>>

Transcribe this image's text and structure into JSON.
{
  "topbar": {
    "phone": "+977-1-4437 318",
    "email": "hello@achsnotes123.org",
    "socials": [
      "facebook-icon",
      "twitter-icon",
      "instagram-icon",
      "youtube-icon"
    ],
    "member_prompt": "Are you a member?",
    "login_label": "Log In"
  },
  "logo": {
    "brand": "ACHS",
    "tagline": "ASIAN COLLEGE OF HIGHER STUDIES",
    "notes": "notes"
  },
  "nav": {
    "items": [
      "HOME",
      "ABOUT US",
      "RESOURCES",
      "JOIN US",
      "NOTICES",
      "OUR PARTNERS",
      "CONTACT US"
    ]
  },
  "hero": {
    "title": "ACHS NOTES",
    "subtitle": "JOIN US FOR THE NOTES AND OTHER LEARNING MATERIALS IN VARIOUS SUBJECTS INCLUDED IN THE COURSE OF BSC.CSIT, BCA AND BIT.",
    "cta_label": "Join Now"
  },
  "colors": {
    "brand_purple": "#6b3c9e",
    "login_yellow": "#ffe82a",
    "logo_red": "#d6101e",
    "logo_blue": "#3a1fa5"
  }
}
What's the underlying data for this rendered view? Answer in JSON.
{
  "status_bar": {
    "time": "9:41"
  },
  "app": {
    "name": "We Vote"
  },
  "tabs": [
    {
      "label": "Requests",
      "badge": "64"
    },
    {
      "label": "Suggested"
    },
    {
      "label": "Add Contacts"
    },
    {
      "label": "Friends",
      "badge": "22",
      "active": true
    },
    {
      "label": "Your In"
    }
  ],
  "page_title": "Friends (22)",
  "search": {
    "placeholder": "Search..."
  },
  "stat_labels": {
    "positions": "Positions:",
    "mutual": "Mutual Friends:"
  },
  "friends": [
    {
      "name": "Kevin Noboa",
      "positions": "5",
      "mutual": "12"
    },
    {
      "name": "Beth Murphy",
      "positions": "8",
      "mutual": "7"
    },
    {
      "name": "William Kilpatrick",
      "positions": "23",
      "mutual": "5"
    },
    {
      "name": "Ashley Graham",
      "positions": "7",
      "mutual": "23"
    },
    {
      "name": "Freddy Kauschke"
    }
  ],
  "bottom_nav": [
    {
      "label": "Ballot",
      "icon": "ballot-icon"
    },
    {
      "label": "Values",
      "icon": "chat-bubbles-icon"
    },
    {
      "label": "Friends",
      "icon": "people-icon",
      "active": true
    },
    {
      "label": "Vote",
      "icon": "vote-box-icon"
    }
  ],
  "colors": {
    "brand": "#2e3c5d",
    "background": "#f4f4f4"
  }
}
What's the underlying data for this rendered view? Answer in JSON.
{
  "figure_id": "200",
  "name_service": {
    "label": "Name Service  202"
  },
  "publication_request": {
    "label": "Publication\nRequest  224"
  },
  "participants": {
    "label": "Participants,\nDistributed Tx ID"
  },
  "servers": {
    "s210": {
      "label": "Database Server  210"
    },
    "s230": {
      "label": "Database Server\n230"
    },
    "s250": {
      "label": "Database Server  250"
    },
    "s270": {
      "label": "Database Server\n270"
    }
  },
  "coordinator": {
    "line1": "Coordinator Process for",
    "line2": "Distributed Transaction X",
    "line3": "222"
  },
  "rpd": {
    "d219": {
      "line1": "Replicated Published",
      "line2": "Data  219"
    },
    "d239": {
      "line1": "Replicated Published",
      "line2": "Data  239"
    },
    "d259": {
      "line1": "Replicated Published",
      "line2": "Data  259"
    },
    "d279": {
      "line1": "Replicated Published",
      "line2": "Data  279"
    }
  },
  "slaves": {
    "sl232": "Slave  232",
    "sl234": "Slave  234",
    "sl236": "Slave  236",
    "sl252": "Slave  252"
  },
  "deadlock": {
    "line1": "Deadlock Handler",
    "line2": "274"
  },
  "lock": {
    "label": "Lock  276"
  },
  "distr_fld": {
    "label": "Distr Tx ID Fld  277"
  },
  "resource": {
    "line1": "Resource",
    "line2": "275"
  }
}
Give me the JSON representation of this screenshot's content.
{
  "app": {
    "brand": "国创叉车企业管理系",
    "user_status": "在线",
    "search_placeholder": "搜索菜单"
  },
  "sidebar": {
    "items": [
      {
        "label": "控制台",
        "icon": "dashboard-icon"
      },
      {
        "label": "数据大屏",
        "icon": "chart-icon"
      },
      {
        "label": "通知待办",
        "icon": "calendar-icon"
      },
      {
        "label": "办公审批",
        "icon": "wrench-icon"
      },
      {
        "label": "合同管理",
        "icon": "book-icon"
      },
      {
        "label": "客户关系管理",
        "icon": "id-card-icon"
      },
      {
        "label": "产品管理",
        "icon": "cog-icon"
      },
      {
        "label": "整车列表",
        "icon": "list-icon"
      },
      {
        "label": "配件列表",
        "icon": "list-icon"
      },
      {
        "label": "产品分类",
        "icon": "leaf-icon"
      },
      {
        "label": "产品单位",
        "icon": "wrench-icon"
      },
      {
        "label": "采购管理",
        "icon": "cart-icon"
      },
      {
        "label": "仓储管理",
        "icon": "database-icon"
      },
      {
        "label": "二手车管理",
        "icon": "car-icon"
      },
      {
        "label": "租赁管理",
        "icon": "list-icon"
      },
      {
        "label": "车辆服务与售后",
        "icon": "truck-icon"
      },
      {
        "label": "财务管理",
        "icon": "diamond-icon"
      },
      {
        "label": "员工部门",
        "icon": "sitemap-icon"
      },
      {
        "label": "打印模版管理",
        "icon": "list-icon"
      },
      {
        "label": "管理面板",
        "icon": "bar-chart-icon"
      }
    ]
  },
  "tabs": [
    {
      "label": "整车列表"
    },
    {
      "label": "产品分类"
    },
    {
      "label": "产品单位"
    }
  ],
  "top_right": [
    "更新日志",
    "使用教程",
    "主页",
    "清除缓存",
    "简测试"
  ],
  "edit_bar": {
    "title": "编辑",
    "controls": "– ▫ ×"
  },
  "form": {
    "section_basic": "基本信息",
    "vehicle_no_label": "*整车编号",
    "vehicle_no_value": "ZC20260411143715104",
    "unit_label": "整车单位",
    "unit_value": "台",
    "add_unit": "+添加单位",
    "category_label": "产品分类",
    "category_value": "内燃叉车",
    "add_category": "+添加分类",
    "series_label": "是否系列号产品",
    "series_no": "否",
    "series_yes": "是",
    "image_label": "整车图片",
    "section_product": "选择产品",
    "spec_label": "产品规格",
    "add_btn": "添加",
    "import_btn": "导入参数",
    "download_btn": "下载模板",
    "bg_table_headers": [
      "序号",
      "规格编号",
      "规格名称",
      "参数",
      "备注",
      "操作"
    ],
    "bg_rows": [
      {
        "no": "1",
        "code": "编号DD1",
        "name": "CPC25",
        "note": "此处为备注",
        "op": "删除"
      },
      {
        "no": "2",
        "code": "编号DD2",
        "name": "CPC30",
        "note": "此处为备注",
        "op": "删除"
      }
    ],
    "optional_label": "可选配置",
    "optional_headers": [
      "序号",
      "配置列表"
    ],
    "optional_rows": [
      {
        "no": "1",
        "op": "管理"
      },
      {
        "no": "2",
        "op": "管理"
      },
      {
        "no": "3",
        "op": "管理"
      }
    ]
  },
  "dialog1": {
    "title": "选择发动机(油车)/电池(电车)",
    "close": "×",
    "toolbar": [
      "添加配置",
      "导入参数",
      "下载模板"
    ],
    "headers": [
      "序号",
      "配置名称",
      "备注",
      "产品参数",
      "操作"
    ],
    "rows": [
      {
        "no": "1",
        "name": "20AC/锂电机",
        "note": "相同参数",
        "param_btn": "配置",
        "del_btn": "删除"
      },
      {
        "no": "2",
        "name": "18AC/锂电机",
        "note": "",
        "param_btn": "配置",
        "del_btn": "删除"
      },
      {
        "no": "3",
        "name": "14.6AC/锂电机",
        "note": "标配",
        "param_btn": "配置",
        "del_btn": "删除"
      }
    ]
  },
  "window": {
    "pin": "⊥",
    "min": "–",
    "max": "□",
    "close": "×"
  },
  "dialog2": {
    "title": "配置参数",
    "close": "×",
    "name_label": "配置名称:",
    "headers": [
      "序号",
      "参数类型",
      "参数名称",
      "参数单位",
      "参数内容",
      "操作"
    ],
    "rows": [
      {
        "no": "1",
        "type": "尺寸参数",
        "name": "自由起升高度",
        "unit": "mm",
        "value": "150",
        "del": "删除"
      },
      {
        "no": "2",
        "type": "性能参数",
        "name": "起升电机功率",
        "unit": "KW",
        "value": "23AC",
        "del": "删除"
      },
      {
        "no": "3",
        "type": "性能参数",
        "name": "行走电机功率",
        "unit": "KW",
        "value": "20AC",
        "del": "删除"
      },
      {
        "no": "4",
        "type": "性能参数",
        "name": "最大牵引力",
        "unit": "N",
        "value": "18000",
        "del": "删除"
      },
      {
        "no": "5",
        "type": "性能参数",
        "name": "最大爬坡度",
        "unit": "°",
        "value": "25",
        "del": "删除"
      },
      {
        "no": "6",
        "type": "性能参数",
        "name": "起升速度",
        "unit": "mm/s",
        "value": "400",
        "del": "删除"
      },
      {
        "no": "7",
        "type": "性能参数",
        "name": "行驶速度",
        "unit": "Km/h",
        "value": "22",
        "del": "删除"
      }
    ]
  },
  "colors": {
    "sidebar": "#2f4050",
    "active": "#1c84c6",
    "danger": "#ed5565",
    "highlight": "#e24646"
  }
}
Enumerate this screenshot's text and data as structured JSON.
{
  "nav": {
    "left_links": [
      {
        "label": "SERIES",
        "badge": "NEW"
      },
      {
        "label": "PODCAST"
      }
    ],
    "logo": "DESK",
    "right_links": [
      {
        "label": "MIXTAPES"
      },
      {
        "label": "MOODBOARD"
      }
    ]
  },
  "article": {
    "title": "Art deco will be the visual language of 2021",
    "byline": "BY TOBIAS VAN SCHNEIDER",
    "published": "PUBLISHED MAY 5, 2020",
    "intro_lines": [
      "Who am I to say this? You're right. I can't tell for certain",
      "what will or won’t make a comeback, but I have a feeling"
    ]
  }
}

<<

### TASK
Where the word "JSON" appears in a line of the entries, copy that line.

### OUTPUT OF THE EXERCISE
Transcribe this image's text and structure into JSON.
What's the underlying data for this rendered view? Answer in JSON.
What's the underlying data for this rendered view? Answer in JSON.
Give me the JSON representation of this screenshot's content.
Enumerate this screenshot's text and data as structured JSON.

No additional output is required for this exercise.